In the auditorium, the walls are decorated by segments of the metal tubes. The bent segments are modified with lighting at both ends, the designers arranged them to point towards different directions to enhance the lighting effect. The tailor-made carpet has patterns similar to the form of the metal tube decorations, hinting at the theme of rails of the design.
Disaster Replicated in Exploded Cinema, Wuhan, China
Text adapted from Contract Design
Dubbed “Exploded Cinema” for obvious reasons, this 11-screen movie theatre situated in Wuhan, central China, pays homage to the eye-popping special effects of disaster thrillers like Twister and The Day After Tomorrow.
“We wanted to create a sci-fi universe, where visitors could come and be inside the movie world rather than just watching it,” said Virginia Lung Wai Ki, director of One Plus Partnership, the designers of the cinema.
“We wanted to create a sci-fi universe, where visitors could come and be inside the movie world rather than just watching it.” ─ Virginia Lung Wai Ki
Exploded Cinema was a 2015 project and one of the 15 movie theatres that One Plus Partnership has designed. Lung Wai Ki and husband Ajax Law Ling Kit was quoted in contractdesign.com that they co-founded their commercial interior firm, “to do cool things”. Their clients in China, they say, want designs that are “dramatic, modern, and futuristic”.
Quoted in the same article, Ruan Yong Chao, the vice general manager at Hubei Insun Cinema Film Company (the designer’s client) was reported to have said: “There are a number of new cinemas in this area, but thanks to its innovative design, Exploded Cinema is the most popular and highest grossing among them.”
Metal Beams that Protrude at Haphazard Angles
For the 66,740-square-foot theatre, the design team created an entry corridor that leads to a spacious lobby. The dark, dramatically lit passage sets the tone with an installation of white metal beams that project at haphazard angles from the ceiling and occasionally crisscross. Some rectilinear forms—made of a solid-surface material—appear to have fallen and become embedded in the floor, forming sculptural seating. The monochromatic palette, which extends to the floor of black marble with white veining, focuses attention on the angular shapes. “When you walk in, you don’t really know what is going on. There’s a dynamic sense of things flying around,” Lung Wai Ki was said to have said.
“When you walk in, you don’t really know what is going on. There’s a dynamic sense of things flying around.” — Lung Wai Ki
Where guests arrive in the lobby, the ceiling rises to 30ft. Here, much larger beams, powder-coated in black and brightly lit from within, appear as portals to another world. Opening at the ground level, some of these structures house the ticket office and concession stand.

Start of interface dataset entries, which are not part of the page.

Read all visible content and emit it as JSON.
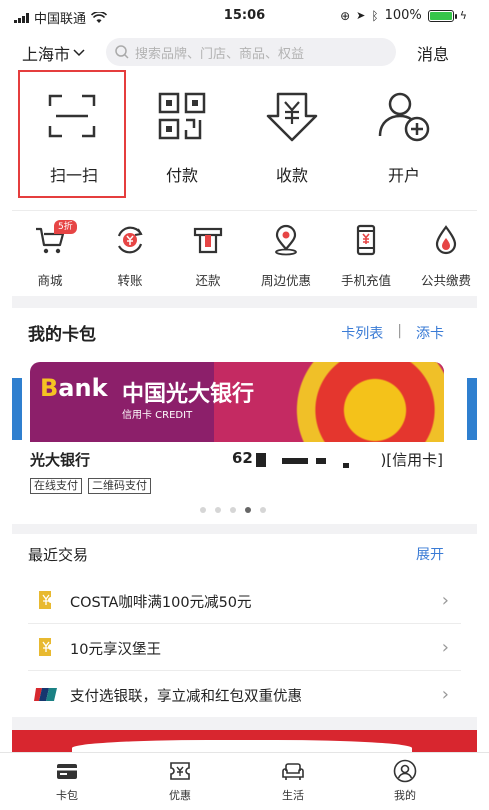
{
  "status_bar": {
    "carrier": "中国联通",
    "time": "15:06",
    "battery": "100%",
    "colors": {
      "battery": "#36c54a"
    }
  },
  "header": {
    "city": "上海市",
    "search_placeholder": "搜索品牌、门店、商品、权益",
    "messages": "消息"
  },
  "quick_actions": [
    {
      "label": "扫一扫",
      "icon": "scan-icon"
    },
    {
      "label": "付款",
      "icon": "qr-code-icon"
    },
    {
      "label": "收款",
      "icon": "yuan-receive-icon"
    },
    {
      "label": "开户",
      "icon": "add-user-icon"
    }
  ],
  "services": [
    {
      "label": "商城",
      "icon": "cart-icon",
      "badge": "5折"
    },
    {
      "label": "转账",
      "icon": "transfer-icon"
    },
    {
      "label": "还款",
      "icon": "repay-icon"
    },
    {
      "label": "周边优惠",
      "icon": "location-icon"
    },
    {
      "label": "手机充值",
      "icon": "phone-recharge-icon"
    },
    {
      "label": "公共缴费",
      "icon": "water-drop-icon"
    }
  ],
  "card_pack": {
    "title": "我的卡包",
    "card_list": "卡列表",
    "divider": "|",
    "add_card": "添卡",
    "card": {
      "logo_prefix": "B",
      "logo_rest": "ank",
      "bank_name": "中国光大银行",
      "credit_label": "信用卡 CREDIT",
      "name": "光大银行",
      "number_prefix": "62",
      "type": ")[信用卡]",
      "tags": [
        "在线支付",
        "二维码支付"
      ]
    },
    "pagination": {
      "count": 5,
      "active": 4
    },
    "colors": {
      "card_bg": "#8c1f6a",
      "link": "#3a7bd5"
    }
  },
  "recent": {
    "title": "最近交易",
    "expand": "展开",
    "items": [
      {
        "text": "COSTA咖啡满100元减50元",
        "icon": "coupon-icon"
      },
      {
        "text": "10元享汉堡王",
        "icon": "coupon-icon"
      },
      {
        "text": "支付选银联，享立减和红包双重优惠",
        "icon": "unionpay-icon"
      }
    ]
  },
  "tab_bar": [
    {
      "label": "卡包",
      "icon": "card-icon"
    },
    {
      "label": "优惠",
      "icon": "coupon-tab-icon"
    },
    {
      "label": "生活",
      "icon": "sofa-icon"
    },
    {
      "label": "我的",
      "icon": "user-icon"
    }
  ]
}
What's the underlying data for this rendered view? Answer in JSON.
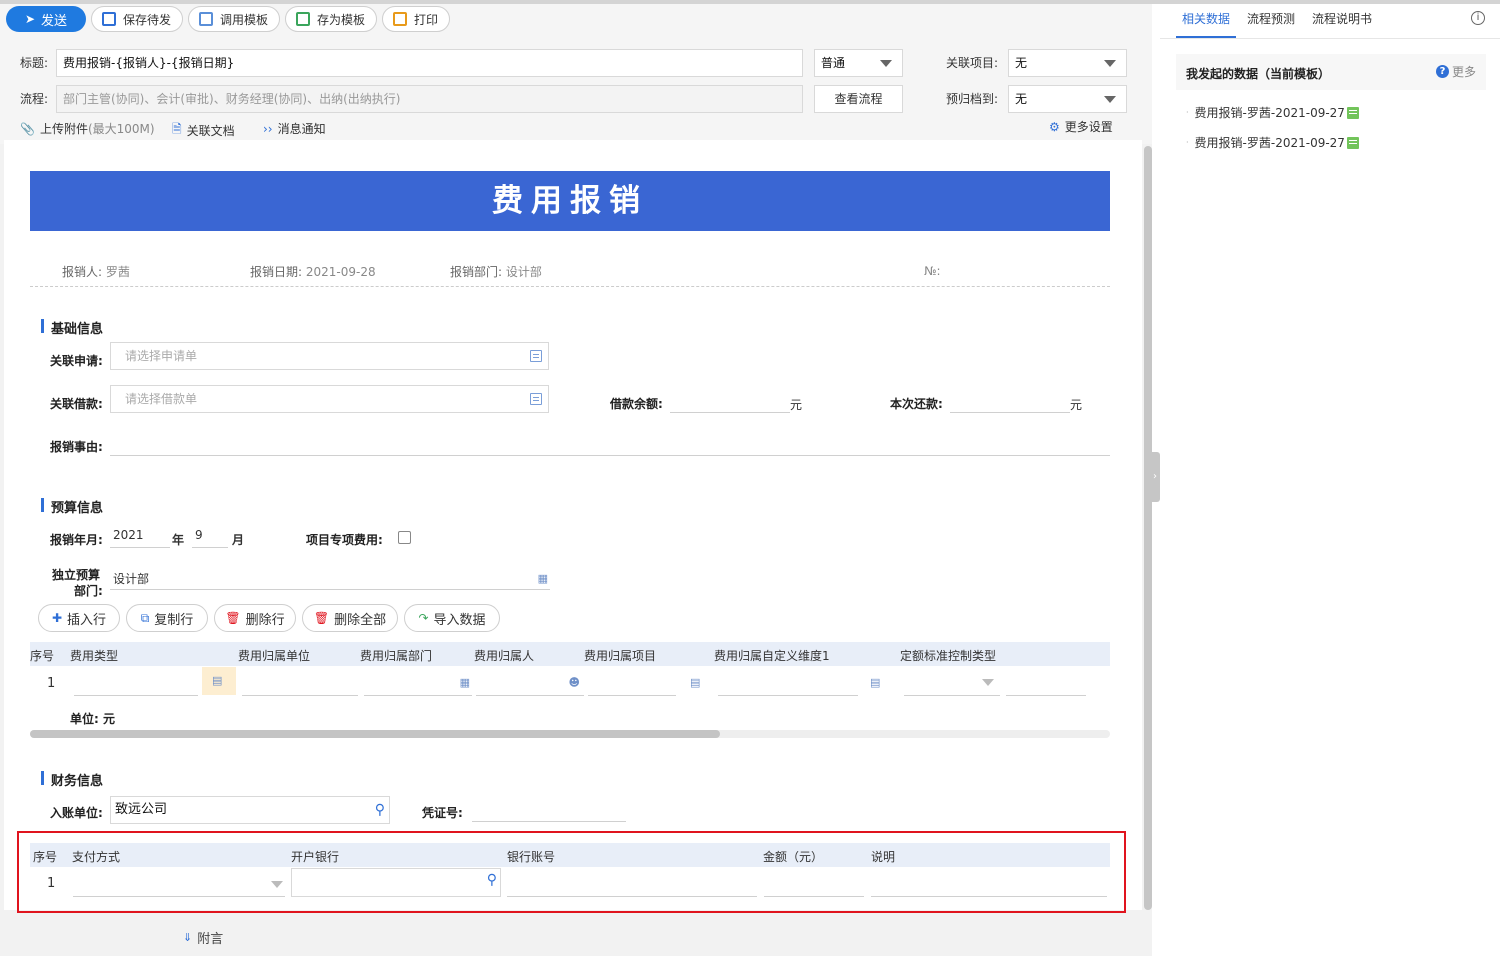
{
  "toolbar": {
    "send": "发送",
    "save_draft": "保存待发",
    "apply_template": "调用模板",
    "save_template": "存为模板",
    "print": "打印"
  },
  "header": {
    "title_label": "标题:",
    "title_value": "费用报销-{报销人}-{报销日期}",
    "priority_value": "普通",
    "related_project_label": "关联项目:",
    "related_project_value": "无",
    "flow_label": "流程:",
    "flow_value": "部门主管(协同)、会计(审批)、财务经理(协同)、出纳(出纳执行)",
    "view_flow": "查看流程",
    "archive_label": "预归档到:",
    "archive_value": "无",
    "upload": "上传附件",
    "upload_limit": "(最大100M)",
    "related_doc": "关联文档",
    "notify": "消息通知",
    "more_settings": "更多设置"
  },
  "form": {
    "banner": "费用报销",
    "meta": {
      "applicant_label": "报销人:",
      "applicant": "罗茜",
      "date_label": "报销日期:",
      "date": "2021-09-28",
      "dept_label": "报销部门:",
      "dept": "设计部",
      "no_label": "№:"
    },
    "basic": {
      "title": "基础信息",
      "related_apply_label": "关联申请:",
      "related_apply_placeholder": "请选择申请单",
      "related_loan_label": "关联借款:",
      "related_loan_placeholder": "请选择借款单",
      "loan_balance_label": "借款余额:",
      "repay_label": "本次还款:",
      "yuan": "元",
      "reason_label": "报销事由:"
    },
    "budget": {
      "title": "预算信息",
      "ym_label": "报销年月:",
      "year": "2021",
      "year_unit": "年",
      "month": "9",
      "month_unit": "月",
      "project_fee_label": "项目专项费用:",
      "dept_label_1": "独立预算",
      "dept_label_2": "部门:",
      "dept_value": "设计部"
    },
    "actions": {
      "insert": "插入行",
      "copy": "复制行",
      "delete": "删除行",
      "delete_all": "删除全部",
      "import": "导入数据"
    },
    "detail_table": {
      "headers": [
        "序号",
        "费用类型",
        "费用归属单位",
        "费用归属部门",
        "费用归属人",
        "费用归属项目",
        "费用归属自定义维度1",
        "定额标准控制类型"
      ],
      "row_no": "1",
      "unit_label": "单位: 元"
    },
    "finance": {
      "title": "财务信息",
      "entry_label": "入账单位:",
      "entry_value": "致远公司",
      "voucher_label": "凭证号:"
    },
    "payment_table": {
      "headers": [
        "序号",
        "支付方式",
        "开户银行",
        "银行账号",
        "金额（元）",
        "说明"
      ],
      "row_no": "1"
    },
    "attachment_note": "附言"
  },
  "right_panel": {
    "tabs": [
      "相关数据",
      "流程预测",
      "流程说明书"
    ],
    "info": "i",
    "section_title": "我发起的数据（当前模板）",
    "more": "更多",
    "items": [
      "费用报销-罗茜-2021-09-27",
      "费用报销-罗茜-2021-09-27"
    ]
  }
}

An immense suspended sculptural element, clad with LCD screens on all sides, has the impact of a contemporary art installation.
The theater has 10 similar-size screening rooms and one large screening room with 344 seats. The walls and ceiling of the jumbo theatre are covered with approximately 6,000 boxes of gray acoustic paneling, tilted and mounted at six different angles for a random appearance. The spectacular visual effect also gives the room superior acoustics, since all of the angled surfaces absorb sound more effectively than a flat surface. Interspersed with the panelling are acrylic box-shaped light fixtures.
A VIP lounge features an angular bar in black marble and graphic walls of black-and-white acoustic panelling. Even a visit to the bathroom is a trip into a potential future: Custom pedestal sinks and wastebins emerge from the floor at unexpected angles. In the bathroom for the VIP lounge, the faucet is a square tube, dangling from the ceiling, which automatically releases a stream of water when a sensor is triggered.
Said Lung Wai Kee: “We want to change people’s minds of what a cinema should be, so they’ll expect more from their viewing experience. Movie theaters should be fun and different.”
“We want to change people’s minds of what a cinema should be, so they’ll expect more from their viewing experience. Movie theaters should be fun and different.” — Lung Wai Kee